- The e-scrap industry has been hit by mounting costs, complicated logistics, and rumors proven to be false and tainting the industry’s name according to presenters at Bureau of International Recycling’s (BIR) E-Scrap Committee Meeting in Prague in late October.
- A large focus was on rumors that developing countries are dumping electronic waste in India and Africa. Eric Harris, ISRI associate counsel/director of government and international affairs, explained promoting "good data" over misinformation as "one of the biggest challenges we have," according to Recycling Today.
- Steve Wong, executive president of the China Scrap Plastics Association, said steep costs and tight regulations have hindered competition in China. Market challenges in Europe, as elsewhere, are largely tied to a shift from costly metals toward other materials, noted Committee Chairman Thomas Papageorgiou of Anamet Recycling Industry SA in Greece. And Harris noted that some U.S. e-scrap recyclers are overpaying for hard-to-find materials.
Despite the discouraging feedback at the BIR meeting, electronics recycling has grown exponentially in the U.S. over the past 10 years, boosting the economy by about $20.6 billion, according to the Institute of Scrap Recycling Industries. And it has generated more than 45,000 full-time jobs (up from 6,000 in 2002).

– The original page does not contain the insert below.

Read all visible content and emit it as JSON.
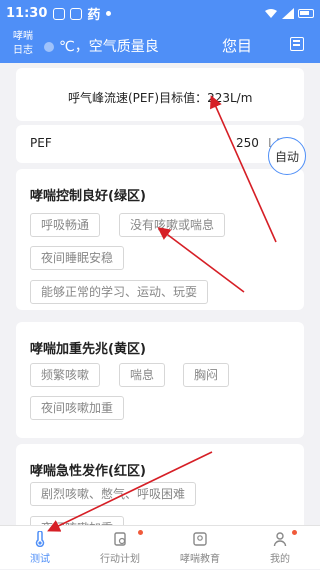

Still, stakeholders say it is imperative to consider all the issues and turn to innovation to achieve sustainability. Among the top focuses is examining administrative burdens, particularly those burdens’ financial impact, to enable e-recyclers to capitalize on the exploding electronics manufacturing industry while bringing valued commodities to consumers.